Thus if somebody connected say 20 min. before the meeting (or possibly only 2min given that these are Government) and kept their mic muted, I doubt anyone could know.
Though even if they did join late, it is rather unlikely they'd notice or remember.
On top of that, there's no way to eject people if you realise they shouldn't be there!
The thing that people tend to forget is that pretty much all these dial-in conference systems are just as secure as saying "We'll meet blindfolded in this cafe to discuss the secret things".
The pin is the name of the particular cafe, and there's a chime on the door so you can hear when people enter and leave, but you've no idea who is there already.
There are very few companies that would accept doing that.
In your *missing* experience, you mean....
In most teleconference systems, the 'owner' of the channel needs to connect first, if you try to connect earlier, you are put on a waiting queue...
I like to be on time, as a matter of principle, so I often end up on that queue
So, Anonymous is rectuiting...
...News of the World employees now, eh?
Was it 0000# by any chance?
No, that's far to easy to guess. It must be something highly secure that no-one would guess, like 1234#...
It'll be whatever the manual for that conference call software says is the factory-set password. But 1234# is probably a good bet :-)
Unless they've got the "force strong password" option set - then it'll be 4321#
If it was a Philips PBX, it MUST have been 0000# because there never was a way to change it.
Damint, now i have to change the combination on my suitcase
The conferance host always uses the same chairman and participant codes and publishes both in the eMail invite.
Which means anyone else he's used it with knows it, which leads to fun, I've been on calls where a participant dials in as the chairman forcing the chairman to dial in as a particpant, he never commented on it.
Other gems are that when someone leaves, they just transfer the numbers to someone else. When a senior sales person leaves, they don't change all the codes in the sales team so it is not unknown for sales people to dial into their old companies to see what's going on.
And usualy no one challenges blanck call identifiers.
...these guys can hack into anything!
they hacked into my ploughmans
there was pickle left all over the work surfaces, a smashed window, and dog mess everywhere.
then afterwards someone snuck in and stole my ploughmans. I was really upset.

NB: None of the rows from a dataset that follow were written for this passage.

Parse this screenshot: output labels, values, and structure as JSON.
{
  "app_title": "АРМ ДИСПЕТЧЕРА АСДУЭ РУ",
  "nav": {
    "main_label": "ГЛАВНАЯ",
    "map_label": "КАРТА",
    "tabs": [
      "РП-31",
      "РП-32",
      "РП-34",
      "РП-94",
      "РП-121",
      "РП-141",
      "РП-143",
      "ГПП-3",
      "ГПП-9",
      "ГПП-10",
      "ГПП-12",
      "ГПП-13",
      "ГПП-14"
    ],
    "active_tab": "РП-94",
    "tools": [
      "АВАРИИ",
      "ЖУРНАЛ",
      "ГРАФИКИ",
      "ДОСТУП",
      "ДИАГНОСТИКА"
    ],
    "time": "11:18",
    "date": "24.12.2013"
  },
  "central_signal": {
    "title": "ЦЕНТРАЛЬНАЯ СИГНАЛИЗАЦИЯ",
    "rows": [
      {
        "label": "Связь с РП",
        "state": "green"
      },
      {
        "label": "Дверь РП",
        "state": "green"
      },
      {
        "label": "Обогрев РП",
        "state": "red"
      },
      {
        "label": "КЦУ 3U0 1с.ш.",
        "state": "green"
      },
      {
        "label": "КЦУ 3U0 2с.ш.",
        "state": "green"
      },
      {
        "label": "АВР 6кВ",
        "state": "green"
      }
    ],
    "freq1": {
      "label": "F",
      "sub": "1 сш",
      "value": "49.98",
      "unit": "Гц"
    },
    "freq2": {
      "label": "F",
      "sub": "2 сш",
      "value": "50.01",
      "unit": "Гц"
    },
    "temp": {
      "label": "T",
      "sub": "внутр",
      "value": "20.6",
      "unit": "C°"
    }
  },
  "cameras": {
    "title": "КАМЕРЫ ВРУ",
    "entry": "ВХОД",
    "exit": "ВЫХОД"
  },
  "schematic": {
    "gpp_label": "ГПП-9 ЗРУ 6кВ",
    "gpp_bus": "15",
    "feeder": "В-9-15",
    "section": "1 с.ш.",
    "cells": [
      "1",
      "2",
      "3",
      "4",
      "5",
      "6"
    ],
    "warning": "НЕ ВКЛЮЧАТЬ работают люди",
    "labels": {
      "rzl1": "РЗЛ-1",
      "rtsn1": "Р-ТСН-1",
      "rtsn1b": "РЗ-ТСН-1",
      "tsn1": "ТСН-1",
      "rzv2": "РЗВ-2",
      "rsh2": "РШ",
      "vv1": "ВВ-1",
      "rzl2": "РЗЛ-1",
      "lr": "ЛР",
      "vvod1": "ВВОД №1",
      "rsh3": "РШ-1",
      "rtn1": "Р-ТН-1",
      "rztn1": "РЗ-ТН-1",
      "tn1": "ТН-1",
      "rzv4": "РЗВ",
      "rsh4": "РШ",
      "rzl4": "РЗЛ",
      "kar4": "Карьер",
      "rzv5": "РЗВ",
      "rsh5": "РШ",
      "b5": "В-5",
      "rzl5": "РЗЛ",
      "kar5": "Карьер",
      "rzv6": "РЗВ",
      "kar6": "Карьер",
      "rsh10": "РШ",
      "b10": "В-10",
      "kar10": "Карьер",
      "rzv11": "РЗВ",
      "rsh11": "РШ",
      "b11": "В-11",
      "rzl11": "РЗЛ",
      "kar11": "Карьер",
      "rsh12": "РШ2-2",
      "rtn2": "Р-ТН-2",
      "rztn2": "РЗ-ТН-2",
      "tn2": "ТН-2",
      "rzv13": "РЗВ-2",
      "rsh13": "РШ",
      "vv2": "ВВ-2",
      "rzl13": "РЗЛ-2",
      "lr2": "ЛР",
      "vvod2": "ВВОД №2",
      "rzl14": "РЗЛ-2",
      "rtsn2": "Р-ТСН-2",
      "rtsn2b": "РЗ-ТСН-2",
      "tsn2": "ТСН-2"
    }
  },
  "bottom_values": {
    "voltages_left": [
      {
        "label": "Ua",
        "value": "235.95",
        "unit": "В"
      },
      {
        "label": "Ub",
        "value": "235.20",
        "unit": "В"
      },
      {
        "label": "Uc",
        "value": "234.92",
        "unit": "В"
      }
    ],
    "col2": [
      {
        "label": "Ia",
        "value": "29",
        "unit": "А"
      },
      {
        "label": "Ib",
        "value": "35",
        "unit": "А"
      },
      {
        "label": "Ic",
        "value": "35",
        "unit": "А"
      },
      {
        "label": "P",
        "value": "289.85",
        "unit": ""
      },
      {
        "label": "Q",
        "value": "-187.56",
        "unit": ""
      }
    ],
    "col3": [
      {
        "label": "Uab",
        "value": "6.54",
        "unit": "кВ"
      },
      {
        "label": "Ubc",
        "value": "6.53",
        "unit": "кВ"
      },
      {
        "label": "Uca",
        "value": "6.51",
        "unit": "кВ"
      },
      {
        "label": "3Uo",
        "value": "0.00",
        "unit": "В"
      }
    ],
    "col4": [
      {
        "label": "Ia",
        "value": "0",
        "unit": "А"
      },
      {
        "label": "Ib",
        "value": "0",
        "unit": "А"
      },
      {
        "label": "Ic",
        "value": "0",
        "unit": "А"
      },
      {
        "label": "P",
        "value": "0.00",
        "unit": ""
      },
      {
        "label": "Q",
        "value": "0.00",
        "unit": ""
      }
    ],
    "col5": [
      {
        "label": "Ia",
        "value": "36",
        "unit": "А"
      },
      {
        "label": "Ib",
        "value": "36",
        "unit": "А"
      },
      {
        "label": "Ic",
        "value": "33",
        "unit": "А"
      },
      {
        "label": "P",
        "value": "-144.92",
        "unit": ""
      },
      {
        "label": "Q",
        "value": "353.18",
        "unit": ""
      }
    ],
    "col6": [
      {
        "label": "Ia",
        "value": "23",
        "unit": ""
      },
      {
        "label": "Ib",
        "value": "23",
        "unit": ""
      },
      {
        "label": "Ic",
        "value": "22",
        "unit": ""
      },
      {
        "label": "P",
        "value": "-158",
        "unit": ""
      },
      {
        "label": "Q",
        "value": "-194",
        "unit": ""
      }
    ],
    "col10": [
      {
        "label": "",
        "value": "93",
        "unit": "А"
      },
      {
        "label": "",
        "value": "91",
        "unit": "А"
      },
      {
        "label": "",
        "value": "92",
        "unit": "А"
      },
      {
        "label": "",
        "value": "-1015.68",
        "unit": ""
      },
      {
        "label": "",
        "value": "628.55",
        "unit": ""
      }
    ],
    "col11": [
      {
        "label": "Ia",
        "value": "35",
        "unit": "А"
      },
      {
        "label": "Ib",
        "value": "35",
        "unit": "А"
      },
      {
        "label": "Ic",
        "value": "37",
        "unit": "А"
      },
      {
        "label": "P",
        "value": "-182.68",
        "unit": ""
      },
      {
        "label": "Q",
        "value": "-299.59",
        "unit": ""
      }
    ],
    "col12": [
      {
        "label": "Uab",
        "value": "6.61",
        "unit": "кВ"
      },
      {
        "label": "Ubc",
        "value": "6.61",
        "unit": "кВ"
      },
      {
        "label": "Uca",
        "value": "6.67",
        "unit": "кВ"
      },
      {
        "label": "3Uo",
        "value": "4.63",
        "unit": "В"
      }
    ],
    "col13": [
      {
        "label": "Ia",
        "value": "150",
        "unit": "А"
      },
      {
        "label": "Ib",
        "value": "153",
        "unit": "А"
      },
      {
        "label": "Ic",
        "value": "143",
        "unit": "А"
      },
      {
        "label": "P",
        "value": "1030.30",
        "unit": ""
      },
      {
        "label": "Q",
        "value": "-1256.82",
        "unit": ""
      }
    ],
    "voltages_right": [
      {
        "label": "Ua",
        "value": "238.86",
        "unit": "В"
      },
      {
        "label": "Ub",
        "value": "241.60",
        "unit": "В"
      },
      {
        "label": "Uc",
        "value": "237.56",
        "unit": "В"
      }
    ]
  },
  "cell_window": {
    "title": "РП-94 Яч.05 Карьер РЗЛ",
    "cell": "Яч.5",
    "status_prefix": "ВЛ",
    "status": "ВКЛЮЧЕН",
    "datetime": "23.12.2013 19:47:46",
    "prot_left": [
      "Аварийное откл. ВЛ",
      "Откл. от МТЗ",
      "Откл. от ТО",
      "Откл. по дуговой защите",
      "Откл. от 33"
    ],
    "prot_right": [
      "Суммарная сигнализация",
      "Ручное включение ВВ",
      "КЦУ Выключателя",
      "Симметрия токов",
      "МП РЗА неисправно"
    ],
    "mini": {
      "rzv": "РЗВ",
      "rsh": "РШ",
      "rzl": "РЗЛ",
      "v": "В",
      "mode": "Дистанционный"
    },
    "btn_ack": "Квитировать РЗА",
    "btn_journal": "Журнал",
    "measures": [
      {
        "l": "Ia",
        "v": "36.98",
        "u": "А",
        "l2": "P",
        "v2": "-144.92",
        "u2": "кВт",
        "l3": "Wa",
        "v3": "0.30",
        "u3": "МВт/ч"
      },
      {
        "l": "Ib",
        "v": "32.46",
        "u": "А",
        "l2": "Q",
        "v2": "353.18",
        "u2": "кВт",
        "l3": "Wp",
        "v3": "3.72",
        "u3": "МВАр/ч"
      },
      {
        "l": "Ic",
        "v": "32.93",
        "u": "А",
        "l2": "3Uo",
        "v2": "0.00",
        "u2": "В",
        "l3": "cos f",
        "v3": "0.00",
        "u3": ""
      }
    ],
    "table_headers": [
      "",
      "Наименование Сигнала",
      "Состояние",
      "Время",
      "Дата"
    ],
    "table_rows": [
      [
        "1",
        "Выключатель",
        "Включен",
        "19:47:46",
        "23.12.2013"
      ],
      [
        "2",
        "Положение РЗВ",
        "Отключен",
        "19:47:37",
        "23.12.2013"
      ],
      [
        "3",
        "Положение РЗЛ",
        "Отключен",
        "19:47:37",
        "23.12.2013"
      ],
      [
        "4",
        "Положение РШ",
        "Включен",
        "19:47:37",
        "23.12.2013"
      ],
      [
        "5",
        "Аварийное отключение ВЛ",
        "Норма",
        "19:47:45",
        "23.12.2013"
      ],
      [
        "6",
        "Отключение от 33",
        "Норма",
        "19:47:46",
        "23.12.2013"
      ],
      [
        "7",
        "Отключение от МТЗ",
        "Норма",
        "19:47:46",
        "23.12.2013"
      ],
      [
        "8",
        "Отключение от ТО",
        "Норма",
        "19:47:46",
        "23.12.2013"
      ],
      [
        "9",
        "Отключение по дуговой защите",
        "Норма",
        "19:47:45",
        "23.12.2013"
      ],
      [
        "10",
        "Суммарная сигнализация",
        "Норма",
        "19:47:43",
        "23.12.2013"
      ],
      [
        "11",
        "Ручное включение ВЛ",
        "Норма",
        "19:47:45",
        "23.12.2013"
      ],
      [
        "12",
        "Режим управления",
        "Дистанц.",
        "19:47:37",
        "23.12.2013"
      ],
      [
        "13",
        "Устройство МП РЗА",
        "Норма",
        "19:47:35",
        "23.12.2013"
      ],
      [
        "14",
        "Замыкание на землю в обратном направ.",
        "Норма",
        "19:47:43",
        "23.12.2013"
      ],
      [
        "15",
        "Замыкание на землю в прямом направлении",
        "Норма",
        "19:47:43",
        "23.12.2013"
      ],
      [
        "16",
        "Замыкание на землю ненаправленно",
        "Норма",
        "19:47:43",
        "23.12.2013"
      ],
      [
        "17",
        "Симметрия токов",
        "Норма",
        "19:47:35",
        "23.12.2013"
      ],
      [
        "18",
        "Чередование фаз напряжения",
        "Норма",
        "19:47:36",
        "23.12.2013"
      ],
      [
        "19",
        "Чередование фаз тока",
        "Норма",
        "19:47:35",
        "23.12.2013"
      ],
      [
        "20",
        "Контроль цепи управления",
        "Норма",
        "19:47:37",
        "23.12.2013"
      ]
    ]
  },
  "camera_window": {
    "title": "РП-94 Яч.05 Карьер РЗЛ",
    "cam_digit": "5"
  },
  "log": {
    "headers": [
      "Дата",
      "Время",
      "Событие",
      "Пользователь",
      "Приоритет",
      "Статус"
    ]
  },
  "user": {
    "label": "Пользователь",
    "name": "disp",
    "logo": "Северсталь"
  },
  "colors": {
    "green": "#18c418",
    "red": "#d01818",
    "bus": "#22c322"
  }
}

More off to the slammer
Dumber than dumb but I'm sure they'll have fun in the slammer. Morons.
something even better
- Just TWO climate committee MPs contradict IPCC: The two with SCIENCE degrees
- 14 antivirus apps found to have security problems
- Feature Scotland's BIG question: Will independence cost me my broadband?
- Apple winks at parents: C'mon, get your kid a tweaked Macbook Pro
- FTC to mobile carriers: If you could stop text scammers being jerks that'd be just great